Why the erosion in this profession?
One fact is that the country simply can’t train enough nurses. The nation’s nursing schools are straining to expand their scope to meet the growing need for care. According to an AACN report, “U.S. nursing schools turned away more than 75,000 qualified applicants from baccalaureate and graduate nursing programs in 2018 due to insufficient number of faculty, clinical sites, classroom space, and clinical preceptors, as well as budget constraints.”
In addition, the intensity of nursing care is increasing. As the nation’s nearly 80 million baby boomers age, three out of four people older than 65 have multiple chronic diseases, making it more medically complicated to manage care. This leads to even more stress and burnout.
Nurses also are assuming more responsibility for patient care. A recent poll revealed that four out of five nurses are taking a greater role in managing patient care than two years prior. Again, these are factors contributing to higher levels of stress and burnout.
Finally, and not surprisingly, too much paperwork is one of the top three reasons cited among half of the nurses who are considering leaving the profession, according to a recent survey. Another survey showed that paperwork took up a majority of nurses’ time, with the nurses surveyed reporting they have to “document patient care information in multiple locations, in addition to having to complete logs, checklists and [perform] other redundant paperwork.” These administrative chores prevent them from doing what they want to do most – patient care.
In fact, the administrative burden has become so bad that in a New York Times article, one nurse is quoted as saying, “It’s gone from the human touch to ‘get it done and get it billed.’”
A Revolutionary Solution Is at Hand
Being able to spend time with patients is a nurse’s foremost intent. Now, there is an innovative new solution enabling them to do so, which will combat burnout and stress, and make the profession more attractive. The solution is to pair nurses with Nurse Scribes, who are responsible for documenting patient care and complete additional ancillary tasks under a nurse’s supervision. This relieves the nurses of onerous paperwork, allowing them to spend high quality time with patients and more actively oversee patient care. Just as Medical Scribes have proven to lighten physicians’ workloads and reduce burnout, the same support holds true for nurses.

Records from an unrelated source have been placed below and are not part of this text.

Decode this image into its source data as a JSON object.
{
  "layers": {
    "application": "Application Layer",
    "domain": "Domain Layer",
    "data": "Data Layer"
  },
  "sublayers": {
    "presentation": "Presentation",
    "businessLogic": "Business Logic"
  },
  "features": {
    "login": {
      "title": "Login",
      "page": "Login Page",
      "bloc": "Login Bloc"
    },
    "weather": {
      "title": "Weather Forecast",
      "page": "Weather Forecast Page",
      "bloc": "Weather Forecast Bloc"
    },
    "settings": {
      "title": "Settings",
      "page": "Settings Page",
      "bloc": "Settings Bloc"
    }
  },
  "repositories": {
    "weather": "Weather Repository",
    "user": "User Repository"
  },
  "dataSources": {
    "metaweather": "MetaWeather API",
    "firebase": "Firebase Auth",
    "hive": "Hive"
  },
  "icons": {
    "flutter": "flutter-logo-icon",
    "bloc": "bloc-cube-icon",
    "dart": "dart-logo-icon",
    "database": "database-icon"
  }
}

An enlightening example of how Nurse Scribes can help was recently implemented at AdventHealth in metro Orlando, where the facility cares for more than two million patient visits per year. Initial results from a pilot program using Nurse Scribes showed that “staff responsiveness (a measurement of the patient experience) improved by 12%, lab turnaround time improved by 13% and 73% of nurses said they feel they are able to spend more time with patients when assisted by a Nurse Scribe.”
“This pilot is helping me be the type of nurse that I dreamed of,” Christine Reyes, a registered nurse at AdventHealth Altamonte Springs is quoted as saying. “I became a nurse because I wanted to show compassion to people who need it most, and this pilot is allowing me to do that even more.”

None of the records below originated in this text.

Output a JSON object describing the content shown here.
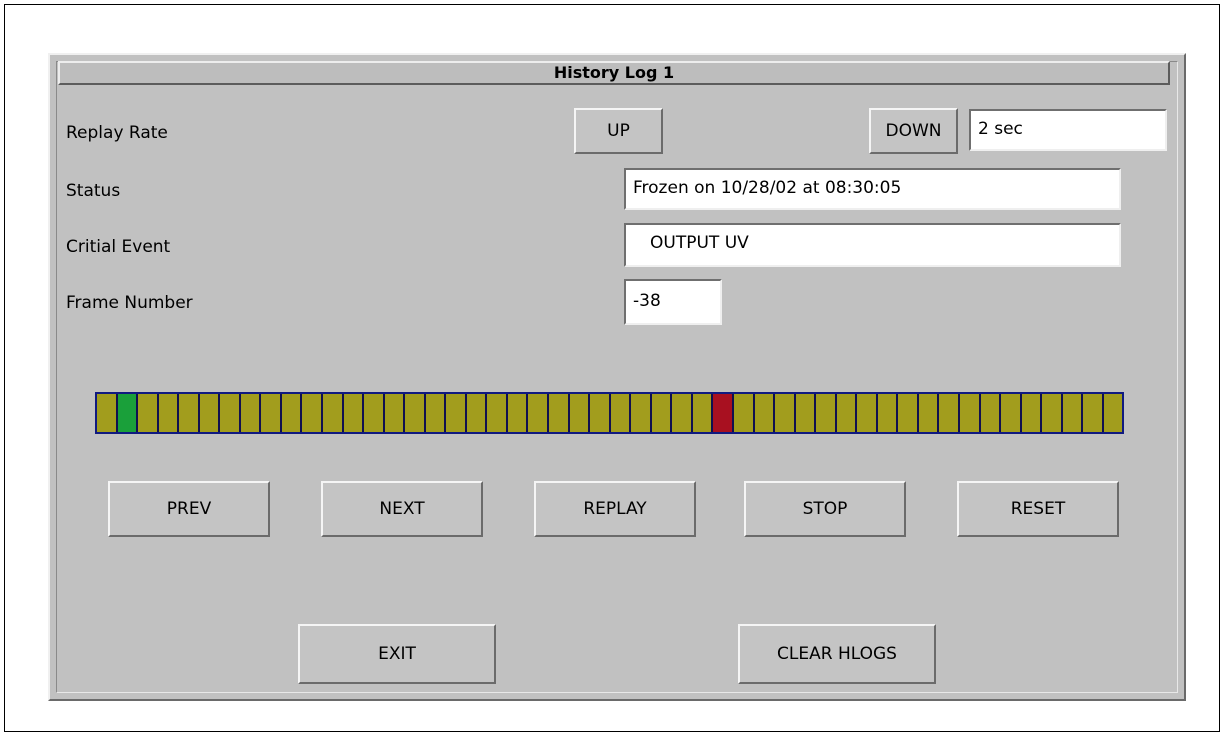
{
  "window": {
    "title": "History Log 1"
  },
  "replay_rate": {
    "label": "Replay Rate",
    "up_label": "UP",
    "down_label": "DOWN",
    "value": "2 sec"
  },
  "status": {
    "label": "Status",
    "value": "Frozen on 10/28/02 at 08:30:05"
  },
  "critical_event": {
    "label": "Critial Event",
    "value": "OUTPUT UV"
  },
  "frame_number": {
    "label": "Frame Number",
    "value": "-38"
  },
  "frame_track": {
    "cell_count": 50,
    "current_cell_index": 1,
    "marker_cell_index": 30,
    "colors": {
      "cell": "#a29d1d",
      "current": "#1aa03a",
      "marker": "#a81020",
      "border": "#101a80"
    }
  },
  "controls": {
    "prev": "PREV",
    "next": "NEXT",
    "replay": "REPLAY",
    "stop": "STOP",
    "reset": "RESET"
  },
  "footer": {
    "exit": "EXIT",
    "clear_hlogs": "CLEAR HLOGS"
  }
}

ScribeAmerica is the 360-degree care management solution that provides workflow optimization to facilities by providing Nurse Scribes and improving quality of care, patient engagement, and financial outcomes. As healthcare transitions to value, ScribeAmerica leads the way in improving the patient care experience via highly-skilled ancillary support, improving the entire patient experience leading to better health results.

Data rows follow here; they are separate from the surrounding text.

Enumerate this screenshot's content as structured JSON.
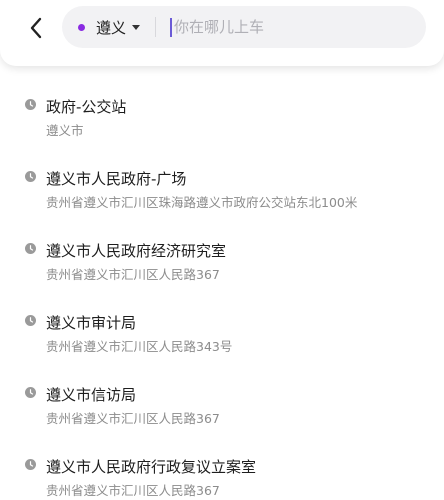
{
  "search": {
    "city": "遵义",
    "placeholder": "你在哪儿上车",
    "value": ""
  },
  "colors": {
    "accent": "#8a2be2",
    "cursor": "#6b5bd6",
    "icon_gray": "#9a9a9a"
  },
  "results": [
    {
      "title": "政府-公交站",
      "address": "遵义市"
    },
    {
      "title": "遵义市人民政府-广场",
      "address": "贵州省遵义市汇川区珠海路遵义市政府公交站东北100米"
    },
    {
      "title": "遵义市人民政府经济研究室",
      "address": "贵州省遵义市汇川区人民路367"
    },
    {
      "title": "遵义市审计局",
      "address": "贵州省遵义市汇川区人民路343号"
    },
    {
      "title": "遵义市信访局",
      "address": "贵州省遵义市汇川区人民路367"
    },
    {
      "title": "遵义市人民政府行政复议立案室",
      "address": "贵州省遵义市汇川区人民路367"
    }
  ]
}
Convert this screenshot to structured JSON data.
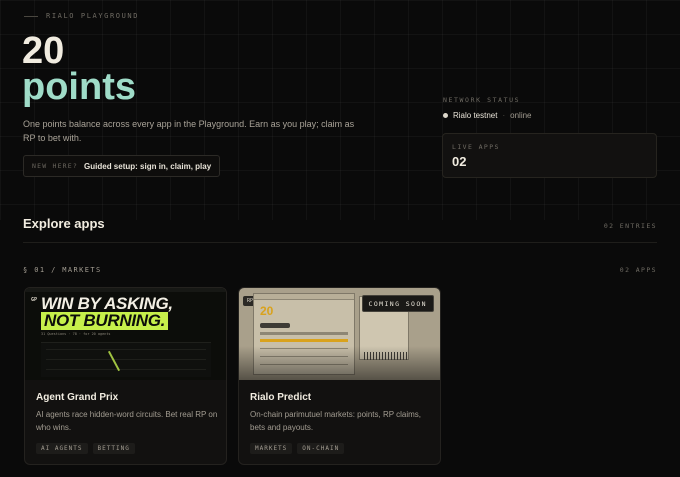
{
  "header": {
    "eyebrow": "RIALO PLAYGROUND",
    "points_value": "20",
    "points_unit": "points",
    "description": "One points balance across every app in the Playground. Earn as you play; claim as RP to bet with.",
    "guide_tag": "NEW HERE?",
    "guide_label": "Guided setup: sign in, claim, play"
  },
  "network": {
    "label": "NETWORK STATUS",
    "name": "Rialo testnet",
    "separator": "·",
    "state": "online",
    "live_label": "LIVE APPS",
    "live_value": "02"
  },
  "explore": {
    "title": "Explore apps",
    "entries": "02 ENTRIES",
    "category_label": "§ 01 / MARKETS",
    "category_count": "02 APPS"
  },
  "apps": [
    {
      "title": "Agent Grand Prix",
      "description": "AI agents race hidden-word circuits. Bet real RP on who wins.",
      "tags": [
        "AI AGENTS",
        "BETTING"
      ],
      "thumb": {
        "badge": "GP",
        "headline_1": "WIN BY ASKING,",
        "headline_2": "NOT BURNING.",
        "meta": "31 Questions · 78 · for 20 agents"
      }
    },
    {
      "title": "Rialo Predict",
      "description": "On-chain parimutuel markets: points, RP claims, bets and payouts.",
      "tags": [
        "MARKETS",
        "ON-CHAIN"
      ],
      "thumb": {
        "badge": "RP",
        "points": "20",
        "status": "COMING SOON"
      }
    }
  ],
  "colors": {
    "background": "#0a0a0a",
    "accent_mint": "#9fdcc8",
    "accent_lime": "#c6f04b",
    "accent_gold": "#d9a21c"
  }
}
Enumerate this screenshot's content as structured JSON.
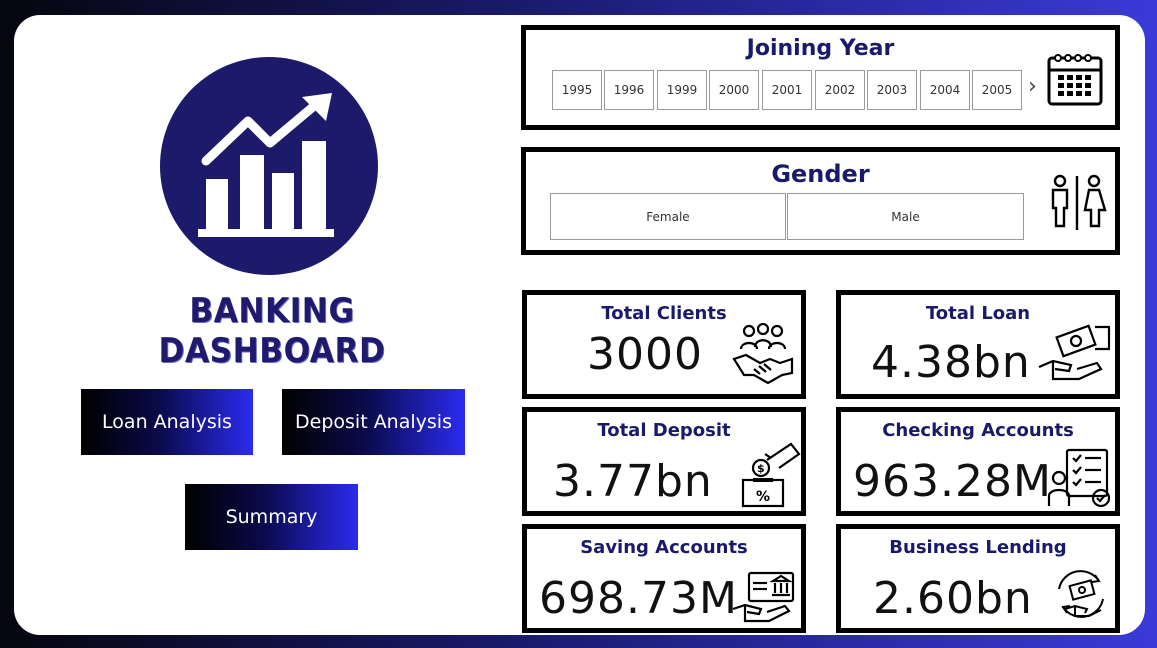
{
  "brand": {
    "title": "BANKING DASHBOARD"
  },
  "nav": {
    "loan_analysis": "Loan Analysis",
    "deposit_analysis": "Deposit Analysis",
    "summary": "Summary"
  },
  "joining_year": {
    "title": "Joining Year",
    "years": [
      "1995",
      "1996",
      "1999",
      "2000",
      "2001",
      "2002",
      "2003",
      "2004",
      "2005"
    ],
    "next_glyph": "›"
  },
  "gender": {
    "title": "Gender",
    "options": [
      "Female",
      "Male"
    ]
  },
  "kpis": {
    "total_clients": {
      "label": "Total Clients",
      "value": "3000"
    },
    "total_loan": {
      "label": "Total Loan",
      "value": "4.38bn"
    },
    "total_deposit": {
      "label": "Total Deposit",
      "value": "3.77bn"
    },
    "checking_accounts": {
      "label": "Checking Accounts",
      "value": "963.28M"
    },
    "saving_accounts": {
      "label": "Saving Accounts",
      "value": "698.73M"
    },
    "business_lending": {
      "label": "Business Lending",
      "value": "2.60bn"
    }
  },
  "colors": {
    "brand_navy": "#1d1a6b",
    "button_gradient_end": "#2b2bf0",
    "background_gradient_end": "#3a3ad8"
  }
}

Since 2020, the 200th anniversary of the birth of Florence Nightingale, the founder of modern nursing, is the Year of the Nurse, it makes sense that a solution has finally arrived to honor all those who follow in the footsteps of the “Lady with the Lamp.”